The Latest in COVID-19 Therapies
While hopes for an effective COVID-19 vaccine tops doctors’ and nurses’ wish lists, scientists are also working hard to conceptualize and test new treatments for the disease.
As we have heard, current treatments for COVID-19 are scarce. The first and most common treatment is “supportive therapy.” The aim of supportive therapy is to relieve symptoms and help the patient endure the disease with the hope that they will be able to fight the illness themselves. Doctors ensure patients have plenty of fluids, watch patients’ blood pressure, keep fevers down, and treat cough. If symptoms worsen, they can help people breathe by providing extra oxygen, sometimes by mechanical means.
The good news is that there are 2,251 COVID-19 observational studies and clinical trials listed at clinicaltrials.gov. Here’s a quick review of the most promising ones:

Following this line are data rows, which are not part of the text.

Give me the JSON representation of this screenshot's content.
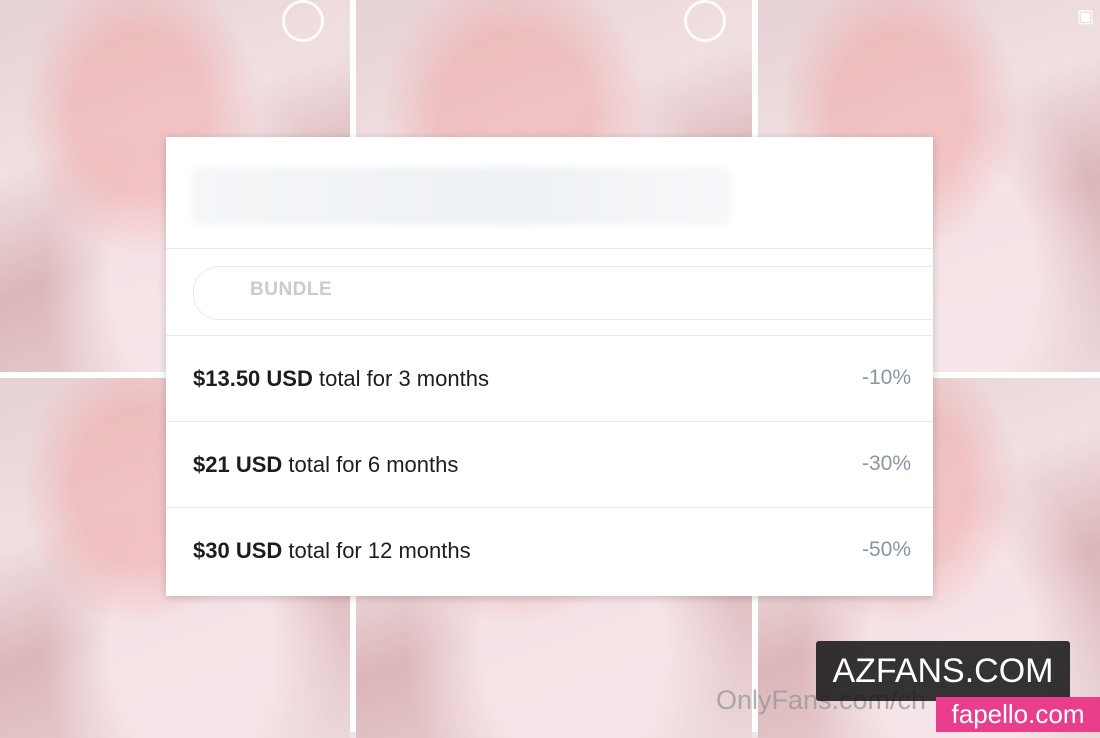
{
  "bundle": {
    "label": "BUNDLE"
  },
  "options": [
    {
      "price": "$13.50 USD",
      "desc": " total for 3 months",
      "discount": "-10%"
    },
    {
      "price": "$21 USD",
      "desc": " total for 6 months",
      "discount": "-30%"
    },
    {
      "price": "$30 USD",
      "desc": " total for 12 months",
      "discount": "-50%"
    }
  ],
  "watermarks": {
    "url": "OnlyFans.com/ch",
    "azfans": "AZFANS.COM",
    "fapello": "fapello.com"
  },
  "icons": {
    "select_ring": "circle-select-icon",
    "gallery": "gallery-icon"
  }
}
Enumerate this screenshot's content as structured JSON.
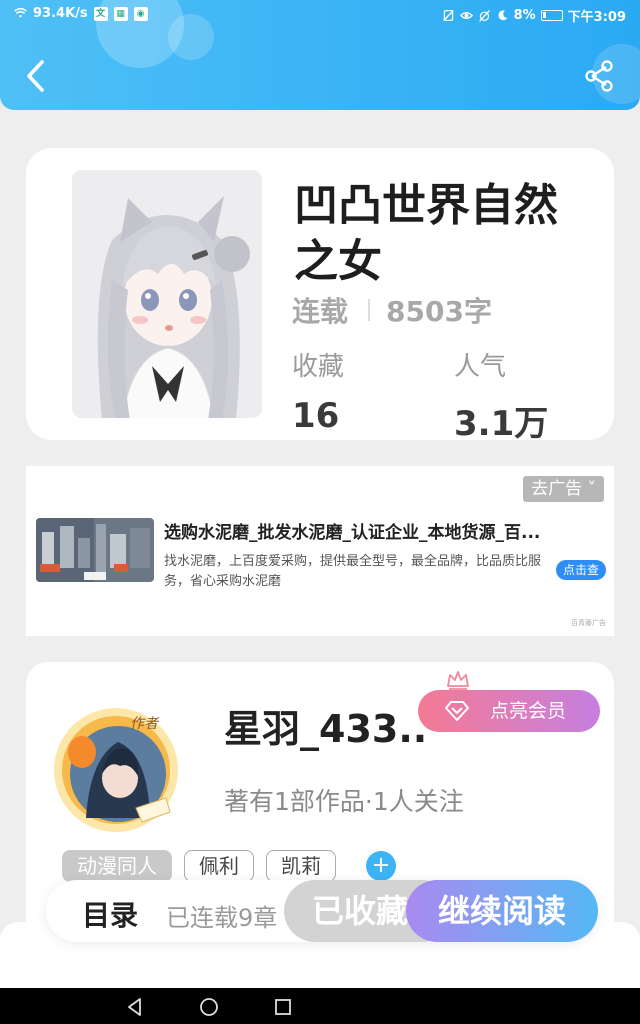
{
  "status_bar": {
    "speed": "93.4K/s",
    "battery": "8%",
    "time": "下午3:09"
  },
  "header": {
    "back_icon": "chevron-left-icon",
    "share_icon": "share-icon"
  },
  "book": {
    "title": "凹凸世界自然之女",
    "status": "连载",
    "word_count": "8503字",
    "stats": [
      {
        "label": "收藏",
        "value": "16"
      },
      {
        "label": "人气",
        "value": "3.1万"
      }
    ]
  },
  "ad": {
    "close_label": "去广告",
    "title": "选购水泥磨_批发水泥磨_认证企业_本地货源_百...",
    "description": "找水泥磨，上百度爱采购，提供最全型号，最全品牌，比品质比服务，省心采购水泥磨",
    "cta": "点击查",
    "source": "百青藤广告"
  },
  "author": {
    "badge": "作者",
    "name": "星羽_433..",
    "vip_label": "点亮会员",
    "meta": "著有1部作品·1人关注",
    "tags": [
      "动漫同人",
      "佩利",
      "凯莉"
    ],
    "add_tag_icon": "plus-icon"
  },
  "bottom_bar": {
    "toc_label": "目录",
    "toc_count": "已连载9章",
    "collected_label": "已收藏",
    "read_label": "继续阅读"
  },
  "colors": {
    "header": "#38b2f5",
    "accent": "#3db4f6",
    "vip_start": "#f47a93",
    "vip_end": "#c57fe0"
  }
}
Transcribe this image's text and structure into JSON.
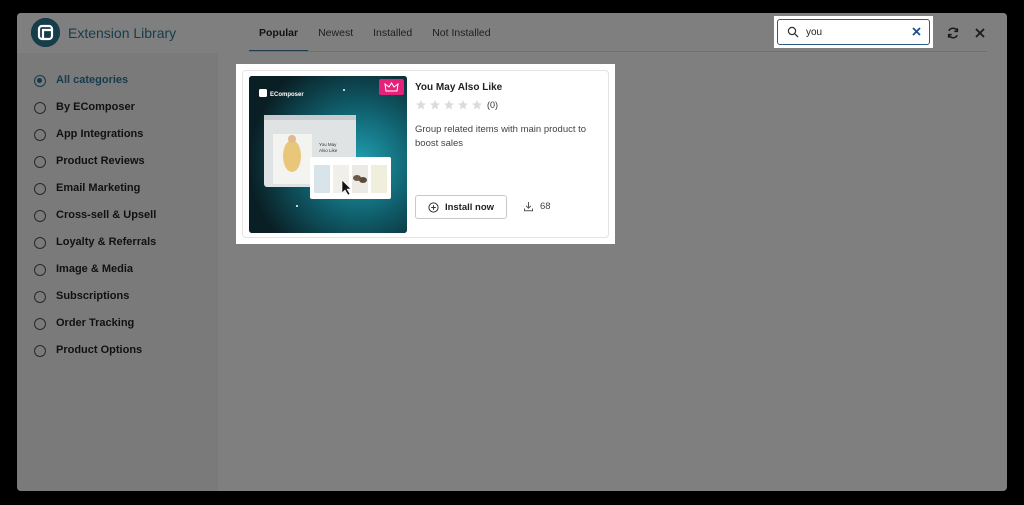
{
  "app": {
    "title": "Extension Library",
    "logo_icon": "ecomposer-logo-icon"
  },
  "tabs": [
    {
      "label": "Popular",
      "active": true
    },
    {
      "label": "Newest",
      "active": false
    },
    {
      "label": "Installed",
      "active": false
    },
    {
      "label": "Not Installed",
      "active": false
    }
  ],
  "search": {
    "value": "you",
    "placeholder": "",
    "icon": "search-icon",
    "clear_icon": "close-icon"
  },
  "header_actions": {
    "refresh_icon": "refresh-icon",
    "close_icon": "close-icon"
  },
  "categories": [
    {
      "label": "All categories",
      "selected": true
    },
    {
      "label": "By EComposer",
      "selected": false
    },
    {
      "label": "App Integrations",
      "selected": false
    },
    {
      "label": "Product Reviews",
      "selected": false
    },
    {
      "label": "Email Marketing",
      "selected": false
    },
    {
      "label": "Cross-sell & Upsell",
      "selected": false
    },
    {
      "label": "Loyalty & Referrals",
      "selected": false
    },
    {
      "label": "Image & Media",
      "selected": false
    },
    {
      "label": "Subscriptions",
      "selected": false
    },
    {
      "label": "Order Tracking",
      "selected": false
    },
    {
      "label": "Product Options",
      "selected": false
    }
  ],
  "extension": {
    "title": "You May Also Like",
    "rating_stars": 0,
    "rating_max": 5,
    "rating_count": "(0)",
    "description": "Group related items with main product to boost sales",
    "install_label": "Install now",
    "downloads": "68",
    "thumbnail": {
      "brand": "EComposer",
      "mock_heading_1": "You May",
      "mock_heading_2": "Also Like",
      "premium_icon": "crown-icon"
    }
  },
  "colors": {
    "brand": "#173c4a",
    "overlay": "#7f7f7f",
    "premium": "#e5217a"
  }
}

More than 100 scientist groups are studying whether giving an ill person a transfusion of plasma, a part of the blood, from someone who has recovered from COVID-19 will help the sick person recover. It’s called convalescent plasma transfusion, and it was given emergency use approval in March.
This type of treatment has an almost 100-year history for helping to treat diseases like rabies, hepatitis B, polio, measles, and influenza. Small studies confirmed that convalescent plasma helped clear the MERS and SARS viruses safely and more quickly, especially when given early in the disease course. This is promising, because MERS and SARS are very similar in shape and behavior to COVID-19. More than 7,000 units of convalescent plasma have been given to 5,000 patients in the United States.
In early May, the Food and Drug Administration authorized emergency use of the antiviral drug remdesivir. Thirty-five scientist groups are trialing the drug, which is designed to block an enzyme the virus needs to replicate. Preliminary results of a clinical trial showed that patients who received remdesivir recovered in 11 days, as opposed to 15 days.
Even with positive early results, the drug is a still a long way from approval. It is reserved for only those with severe illness; however, it may have more usefulness in patients who are not yet severely ill or on a ventilator. Dartmouth-Hitchcock Medical Center is one of the largest sites doing remdesivir research. Patients from SVMC have been transferred and have entered these studies at Dartmouth when appropriate. Vermont has recently been allocated treatment courses of remdisivir, and SVMC expects to receive some to use in our own patients if they fulfill clinical criteria.
At clinicaltrials.gov, you may recognize names like chloroquine and hydroxychloroquine, which are associated with 75 of the studies. In nearly all of these studies, these two drugs have been either harmful or showed no advantage over placebo. Their use for COVID-19 has been curtailed or stopped in nearly all U.S. medical facilities as well as those around the world.
Several newer agents, which are under study, are drugs that you have likely never heard of: Duvelisb, Infliximab, Desferal, Dornase Alpha, and Favipiavir. Whether any of these will become a household name famous for defeating COVID-19 is still a long way from certain.
||Number of People
||10 - 15
Learn how a drug is processed and how it affects the body
||15 – 30
Evaluate drug safety, often by giving different dosages. This ideally finds dose or dose range that has the therapeutic effect with the fewest side effects.
||40 – 90
Determine if the drug works and in what combination, assess safety
||100 or more
Compare drug to those currently accepted as the standard of care. Needed before approval by the FDA.
||Hundreds or thousands
Discover rare side effects and learn more about how well the drug works and whether it’s helpful when used in combination with other treatments.
One set of scientists from the University of Texas in collaboration with a Belgian research team is looking into llama (yes, the South American pack animal) antibodies, which are already a quarter of the size of those found in humans. Known as “nanobodies,” they latch onto the spikey proteins on the outside of corona viruses and prevent them from entering human cells, a necessary step in replicating themselves and making us sick.
Initially, the nanobodies fused to the coronavirus and then unfused quickly. The scientist engineered the microbes to stick harder, which worked to keep the virus from entering cells during laboratory experiments. It is one of the first antibodies known to neutralize the novel coronavirus. Maybe one day, llamas’ specialized antibodies will be infused into those who are sick or as a preventive measure in those who are at high risk.
While we are still a long way from finding a surefire hospital or home treatment, it is reassuring that principal investigators and research teams are working hard to discover new treatments at hospitals and universities around the world. Until then, it is as important to use the tried and true methods for preventing COVID-19, including handwashing, distancing, and masking.
Marie George, MD, is the infectious disease specialist at Southwestern Vermont Medical Center.